SunPower nears construction on 10-MW solar project at Alabama Army base

SunPower Corp. (Nasdaq: SPWR) said June 3 that it expects to start construction this month on a 10-MW (dc) photovoltaic solar plant that is expected to generate up to 18,000 megawatt hours per year for the Redstone Arsenal U.S. Army post in Alabama.

SunPower is delivering the energy from the plant under a power purchase agreement, allowing the Army to buy 100% of the power generated by the plant and avoid the costs of power plant construction, maintenance and operation.

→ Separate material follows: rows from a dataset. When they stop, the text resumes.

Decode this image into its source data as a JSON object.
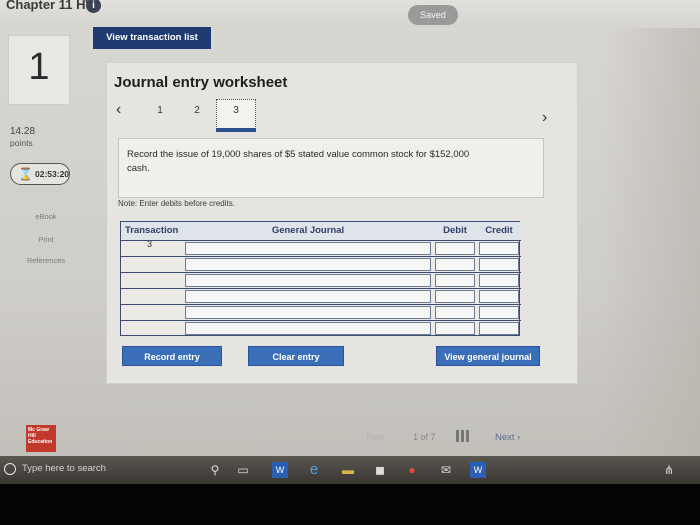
{
  "header": {
    "chapter_title": "Chapter 11 HW",
    "saved_label": "Saved",
    "view_transaction_list": "View transaction list"
  },
  "sidebar": {
    "question_number": "1",
    "points_value": "14.28",
    "points_label": "points",
    "timer": "02:53:20",
    "links": [
      "eBook",
      "Print",
      "References"
    ]
  },
  "worksheet": {
    "title": "Journal entry worksheet",
    "steps": [
      "1",
      "2",
      "3"
    ],
    "active_step": "3",
    "instruction": "Record the issue of 19,000 shares of $5 stated value common stock for $152,000 cash.",
    "note": "Note: Enter debits before credits.",
    "table": {
      "headers": {
        "transaction": "Transaction",
        "general_journal": "General Journal",
        "debit": "Debit",
        "credit": "Credit"
      },
      "transaction_number": "3",
      "row_count": 6
    },
    "buttons": {
      "record": "Record entry",
      "clear": "Clear entry",
      "view_journal": "View general journal"
    }
  },
  "pagination": {
    "prev": "Prev",
    "position": "1 of 7",
    "next": "Next"
  },
  "logo_text": "Mc Graw Hill Education",
  "taskbar": {
    "search_placeholder": "Type here to search"
  },
  "colors": {
    "primary_button": "#3a6fb8",
    "header_button": "#1e3a70",
    "table_border": "#3c4c6e",
    "logo_red": "#c0392b"
  }
}
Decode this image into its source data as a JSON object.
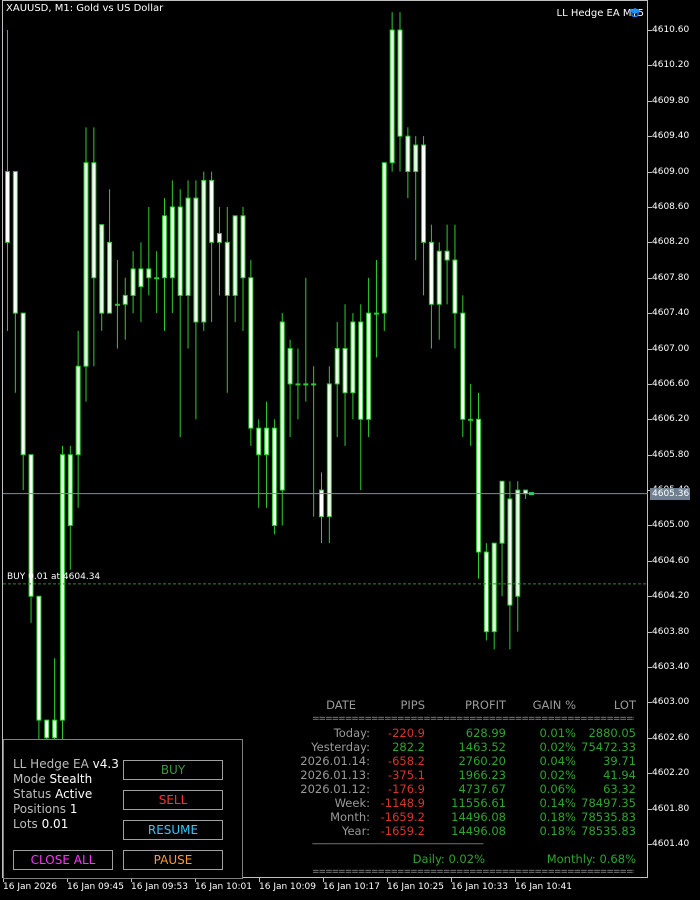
{
  "window": {
    "symbol_title": "XAUUSD, M1:  Gold vs US Dollar",
    "ea_title": "LL Hedge EA MT5",
    "cap_icon": "graduation-cap-icon"
  },
  "chart_data": {
    "type": "candlestick",
    "ylim": [
      4600.0,
      4610.9
    ],
    "price_ticks": [
      "4610.60",
      "4610.20",
      "4609.80",
      "4609.40",
      "4609.00",
      "4608.60",
      "4608.20",
      "4607.80",
      "4607.40",
      "4607.00",
      "4606.60",
      "4606.20",
      "4605.80",
      "4605.40",
      "4605.00",
      "4604.60",
      "4604.20",
      "4603.80",
      "4603.40",
      "4603.00",
      "4602.60",
      "4602.20",
      "4601.80",
      "4601.40"
    ],
    "bid_price": "4605.36",
    "order_line_price": 4604.34,
    "order_label": "BUY 0.01 at 4604.34",
    "time_labels": [
      "16 Jan 2026",
      "16 Jan 09:45",
      "16 Jan 09:53",
      "16 Jan 10:01",
      "16 Jan 10:09",
      "16 Jan 10:17",
      "16 Jan 10:25",
      "16 Jan 10:33",
      "16 Jan 10:41"
    ],
    "candles": [
      {
        "o": 4609.0,
        "h": 4610.6,
        "c": 4608.2,
        "l": 4607.2
      },
      {
        "o": 4609.0,
        "h": 4609.0,
        "c": 4607.4,
        "l": 4606.5
      },
      {
        "o": 4607.4,
        "h": 4607.4,
        "c": 4605.8,
        "l": 4605.4
      },
      {
        "o": 4605.8,
        "h": 4605.8,
        "c": 4604.2,
        "l": 4603.9
      },
      {
        "o": 4604.2,
        "h": 4604.2,
        "c": 4602.8,
        "l": 4602.4
      },
      {
        "o": 4602.8,
        "h": 4602.8,
        "c": 4602.6,
        "l": 4601.6
      },
      {
        "o": 4602.6,
        "h": 4603.5,
        "c": 4602.8,
        "l": 4602.1
      },
      {
        "o": 4602.8,
        "h": 4605.9,
        "c": 4605.8,
        "l": 4602.2
      },
      {
        "o": 4605.0,
        "h": 4605.9,
        "c": 4605.8,
        "l": 4604.5
      },
      {
        "o": 4605.8,
        "h": 4607.2,
        "c": 4606.8,
        "l": 4605.2
      },
      {
        "o": 4606.8,
        "h": 4609.5,
        "c": 4609.1,
        "l": 4606.4
      },
      {
        "o": 4609.1,
        "h": 4609.5,
        "c": 4607.8,
        "l": 4606.8
      },
      {
        "o": 4607.4,
        "h": 4608.4,
        "c": 4608.4,
        "l": 4607.2
      },
      {
        "o": 4607.4,
        "h": 4608.8,
        "c": 4608.2,
        "l": 4607.4
      },
      {
        "o": 4607.5,
        "h": 4608.0,
        "c": 4607.5,
        "l": 4607.0
      },
      {
        "o": 4607.5,
        "h": 4607.8,
        "c": 4607.6,
        "l": 4607.1
      },
      {
        "o": 4607.6,
        "h": 4608.1,
        "c": 4607.9,
        "l": 4607.4
      },
      {
        "o": 4607.9,
        "h": 4608.2,
        "c": 4607.7,
        "l": 4607.3
      },
      {
        "o": 4607.8,
        "h": 4608.6,
        "c": 4607.9,
        "l": 4607.6
      },
      {
        "o": 4607.8,
        "h": 4608.1,
        "c": 4607.8,
        "l": 4607.4
      },
      {
        "o": 4607.8,
        "h": 4608.7,
        "c": 4608.5,
        "l": 4607.2
      },
      {
        "o": 4607.8,
        "h": 4608.9,
        "c": 4608.6,
        "l": 4607.4
      },
      {
        "o": 4608.6,
        "h": 4608.8,
        "c": 4607.6,
        "l": 4606.0
      },
      {
        "o": 4607.6,
        "h": 4608.9,
        "c": 4608.7,
        "l": 4607.0
      },
      {
        "o": 4608.7,
        "h": 4608.9,
        "c": 4607.3,
        "l": 4606.2
      },
      {
        "o": 4607.3,
        "h": 4609.0,
        "c": 4608.9,
        "l": 4607.2
      },
      {
        "o": 4608.9,
        "h": 4609.0,
        "c": 4608.2,
        "l": 4607.3
      },
      {
        "o": 4608.3,
        "h": 4608.6,
        "c": 4608.2,
        "l": 4607.6
      },
      {
        "o": 4608.2,
        "h": 4608.6,
        "c": 4607.6,
        "l": 4606.5
      },
      {
        "o": 4607.6,
        "h": 4608.5,
        "c": 4608.5,
        "l": 4607.3
      },
      {
        "o": 4608.5,
        "h": 4608.6,
        "c": 4607.8,
        "l": 4607.2
      },
      {
        "o": 4607.8,
        "h": 4608.0,
        "c": 4606.1,
        "l": 4605.9
      },
      {
        "o": 4606.1,
        "h": 4606.2,
        "c": 4605.8,
        "l": 4605.2
      },
      {
        "o": 4605.8,
        "h": 4606.4,
        "c": 4606.1,
        "l": 4605.2
      },
      {
        "o": 4606.1,
        "h": 4606.2,
        "c": 4605.0,
        "l": 4604.9
      },
      {
        "o": 4605.4,
        "h": 4607.4,
        "c": 4607.3,
        "l": 4605.0
      },
      {
        "o": 4606.6,
        "h": 4607.1,
        "c": 4607.0,
        "l": 4606.0
      },
      {
        "o": 4606.6,
        "h": 4607.0,
        "c": 4606.6,
        "l": 4606.2
      },
      {
        "o": 4606.6,
        "h": 4607.8,
        "c": 4606.6,
        "l": 4606.4
      },
      {
        "o": 4606.6,
        "h": 4606.8,
        "c": 4606.6,
        "l": 4605.1
      },
      {
        "o": 4605.4,
        "h": 4605.6,
        "c": 4605.1,
        "l": 4604.8
      },
      {
        "o": 4605.1,
        "h": 4606.8,
        "c": 4606.6,
        "l": 4604.8
      },
      {
        "o": 4606.6,
        "h": 4607.3,
        "c": 4607.0,
        "l": 4606.0
      },
      {
        "o": 4607.0,
        "h": 4607.5,
        "c": 4606.5,
        "l": 4605.9
      },
      {
        "o": 4606.5,
        "h": 4607.4,
        "c": 4607.3,
        "l": 4606.2
      },
      {
        "o": 4607.3,
        "h": 4607.5,
        "c": 4606.2,
        "l": 4605.4
      },
      {
        "o": 4606.2,
        "h": 4607.8,
        "c": 4607.4,
        "l": 4606.0
      },
      {
        "o": 4607.4,
        "h": 4608.0,
        "c": 4607.4,
        "l": 4606.9
      },
      {
        "o": 4607.4,
        "h": 4609.1,
        "c": 4609.1,
        "l": 4607.2
      },
      {
        "o": 4609.1,
        "h": 4610.8,
        "c": 4610.6,
        "l": 4609.0
      },
      {
        "o": 4610.6,
        "h": 4610.8,
        "c": 4609.4,
        "l": 4609.0
      },
      {
        "o": 4609.4,
        "h": 4609.5,
        "c": 4609.0,
        "l": 4608.7
      },
      {
        "o": 4609.0,
        "h": 4609.4,
        "c": 4609.3,
        "l": 4608.0
      },
      {
        "o": 4609.3,
        "h": 4609.4,
        "c": 4608.2,
        "l": 4607.6
      },
      {
        "o": 4608.2,
        "h": 4608.4,
        "c": 4607.5,
        "l": 4607.0
      },
      {
        "o": 4607.5,
        "h": 4608.2,
        "c": 4608.1,
        "l": 4607.1
      },
      {
        "o": 4608.1,
        "h": 4608.4,
        "c": 4608.0,
        "l": 4607.5
      },
      {
        "o": 4608.0,
        "h": 4608.4,
        "c": 4607.4,
        "l": 4607.0
      },
      {
        "o": 4607.4,
        "h": 4607.6,
        "c": 4606.2,
        "l": 4606.0
      },
      {
        "o": 4606.2,
        "h": 4606.6,
        "c": 4606.2,
        "l": 4605.9
      },
      {
        "o": 4606.2,
        "h": 4606.5,
        "c": 4604.7,
        "l": 4604.4
      },
      {
        "o": 4604.7,
        "h": 4604.8,
        "c": 4603.8,
        "l": 4603.7
      },
      {
        "o": 4603.8,
        "h": 4604.8,
        "c": 4604.8,
        "l": 4603.6
      },
      {
        "o": 4604.8,
        "h": 4605.5,
        "c": 4605.5,
        "l": 4604.2
      },
      {
        "o": 4605.3,
        "h": 4605.5,
        "c": 4604.1,
        "l": 4603.6
      },
      {
        "o": 4604.2,
        "h": 4605.5,
        "c": 4605.4,
        "l": 4603.8
      },
      {
        "o": 4605.4,
        "h": 4605.4,
        "c": 4605.36,
        "l": 4605.3
      }
    ]
  },
  "panel": {
    "ea_name": "LL Hedge EA",
    "ea_version": "v4.3",
    "mode_label": "Mode",
    "mode_value": "Stealth",
    "status_label": "Status",
    "status_value": "Active",
    "positions_label": "Positions",
    "positions_value": "1",
    "lots_label": "Lots",
    "lots_value": "0.01",
    "buy_label": "BUY",
    "sell_label": "SELL",
    "resume_label": "RESUME",
    "close_all_label": "CLOSE ALL",
    "pause_label": "PAUSE",
    "colors": {
      "buy": "#3a9a3a",
      "sell": "#ff3030",
      "resume": "#33c8ff",
      "close_all": "#ff33ff",
      "pause": "#ff9a33"
    }
  },
  "stats": {
    "headers": {
      "date": "DATE",
      "pips": "PIPS",
      "profit": "PROFIT",
      "gain": "GAIN %",
      "lot": "LOT"
    },
    "separator": "=========================================================================",
    "separator_dashed": "----------------------------------------------------------------------------",
    "rows": [
      {
        "date": "Today:",
        "pips": "-220.9",
        "profit": "628.99",
        "gain": "0.01%",
        "lot": "2880.05"
      },
      {
        "date": "Yesterday:",
        "pips": "282.2",
        "profit": "1463.52",
        "gain": "0.02%",
        "lot": "75472.33"
      },
      {
        "date": "2026.01.14:",
        "pips": "-658.2",
        "profit": "2760.20",
        "gain": "0.04%",
        "lot": "39.71"
      },
      {
        "date": "2026.01.13:",
        "pips": "-375.1",
        "profit": "1966.23",
        "gain": "0.02%",
        "lot": "41.94"
      },
      {
        "date": "2026.01.12:",
        "pips": "-176.9",
        "profit": "4737.67",
        "gain": "0.06%",
        "lot": "63.32"
      },
      {
        "date": "Week:",
        "pips": "-1148.9",
        "profit": "11556.61",
        "gain": "0.14%",
        "lot": "78497.35"
      },
      {
        "date": "Month:",
        "pips": "-1659.2",
        "profit": "14496.08",
        "gain": "0.18%",
        "lot": "78535.83"
      },
      {
        "date": "Year:",
        "pips": "-1659.2",
        "profit": "14496.08",
        "gain": "0.18%",
        "lot": "78535.83"
      }
    ],
    "daily": "Daily: 0.02%",
    "monthly": "Monthly: 0.68%"
  }
}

“This represents a continuation of the Army’s deployment of renewable energy at installations across the country. It is symbolic of the changing dynamics of energy produced in the United States, especially in the Southeast,” said Richard Kidd, deputy assistant secretary of the Army (Energy and Sustainability). “The project substantially increases the amount of installed solar power in Alabama at no additional cost to consumers.”

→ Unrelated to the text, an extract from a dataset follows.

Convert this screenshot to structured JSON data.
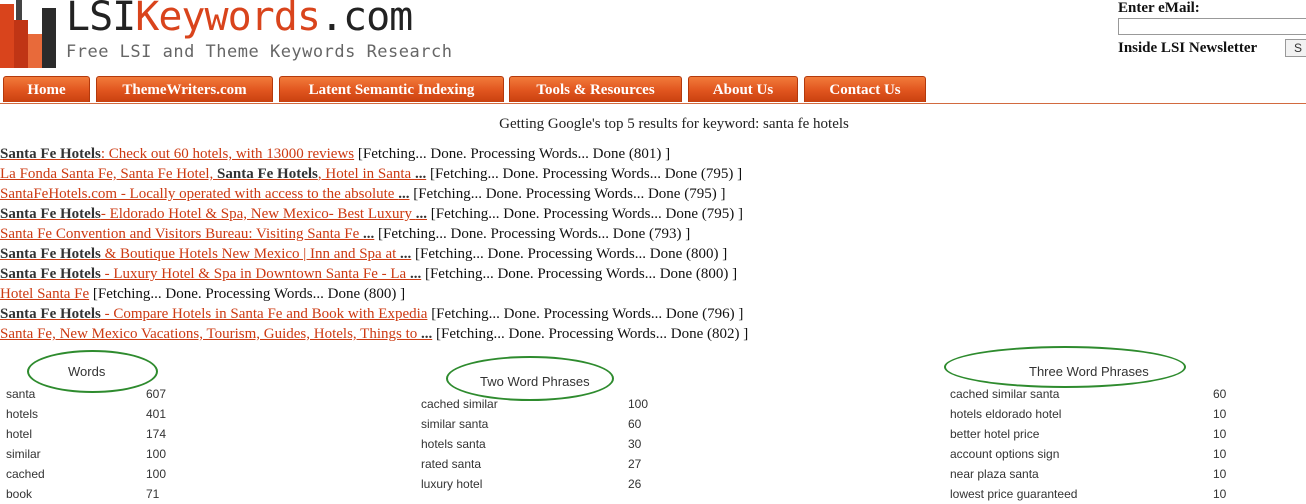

“Solar is cost-competitive with traditional energy sources today, and is helping the U.S. military reduce operational costs,” said Howard Wenger, SunPower president, business units. “We commend Redstone Arsenal for managing its significant energy demand by relying on abundant, renewable solar power.”

The innovative project, developed by Redstone Arsenal’s Directorate of Public Works, the U.S. Army Office of Energy Initiatives and the U.S. Army Corps of Engineers-Huntsville Center’s Energy Division, is the first power purchase agreement project solicited through a renewable and alternative energy Multiple Award Task Order Contract (MATOC) awarded by Huntsville Center. It will involve a 27-year Renewable Energy Services Agreement and lease with SunPower, which has designed the project, and will construct, operate and maintain it.

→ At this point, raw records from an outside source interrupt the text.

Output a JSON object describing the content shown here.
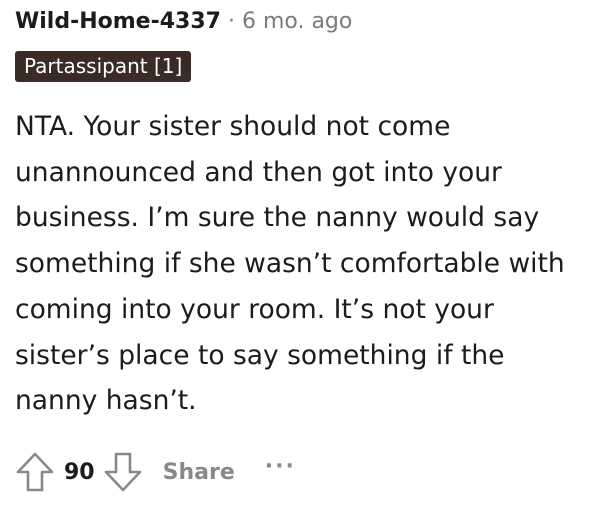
{
  "comment": {
    "author": "Wild-Home-4337",
    "separator": "·",
    "timestamp": "6 mo. ago",
    "flair": "Partassipant [1]",
    "body": "NTA. Your sister should not come unannounced and then got into your business. I’m sure the nanny would say something if she wasn’t comfortable with coming into your room. It’s not your sister’s place to say something if the nanny hasn’t.",
    "score": "90",
    "share_label": "Share",
    "more_label": "···"
  },
  "icons": {
    "upvote": "upvote-arrow-icon",
    "downvote": "downvote-arrow-icon"
  },
  "colors": {
    "flair_background": "#3a2c25",
    "muted_text": "#878a8c",
    "primary_text": "#1c1c1c"
  }
}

Under the power purchase agreement, SunPower will deliver approximately 18,000 megawatt hours to the Army annually. All electricity generated by the plant will be purchased at a cost equal to or less than Redstone Arsenal’s current and projected utility rates. The solar system is also being designed as micro-grid ready so it may be connected to a future micro-grid and thereby contribute to the overall energy security of the installation.

SunPower designed and is installing a SunPower Oasis Power Plant system at the site. The Oasis system is a fully-integrated, modular solar power block that is engineered for rapid and cost-effective deployment of utility-scale solar projects while optimizing land use. The technology includes robotic solar panel cleaning capability that uses 75% less water than traditional cleaning methods and can help improve system performance by up to 15%.

The U.S. Army has a goal to derive 25% of total energy consumed from renewable sources by 2025, as well as a commitment to deploy one gigawatt of renewable energy on Army installations by 2025.

SunPower has installed more than 100 MW of solar power at 33 federal government project sites, including some of the largest operating solar power plants on U.S. military installations. Operational projects include more than 28 MW at Nellis Air Force Base in Nevada and 13.78 MW at Naval Air Weapons Station China Lake in California.

About Barry Cassell 20414 Articles
Barry Cassell is Chief Analyst for GenerationHub covering coal and emission controls issues, projects and policy. He has covered the coal and power generation industry for more than 24 years, beginning in November 2011 at GenerationHub and prior to that as editor of SNL Energy’s Coal Report. He was formerly with Coal Outlook for 15 years as the publication’s editor and contributing writer, and prior to that he was editor of Coal & Synfuels Technology and associate editor of The Energy Report. He has a bachelor’s degree from Central Michigan University.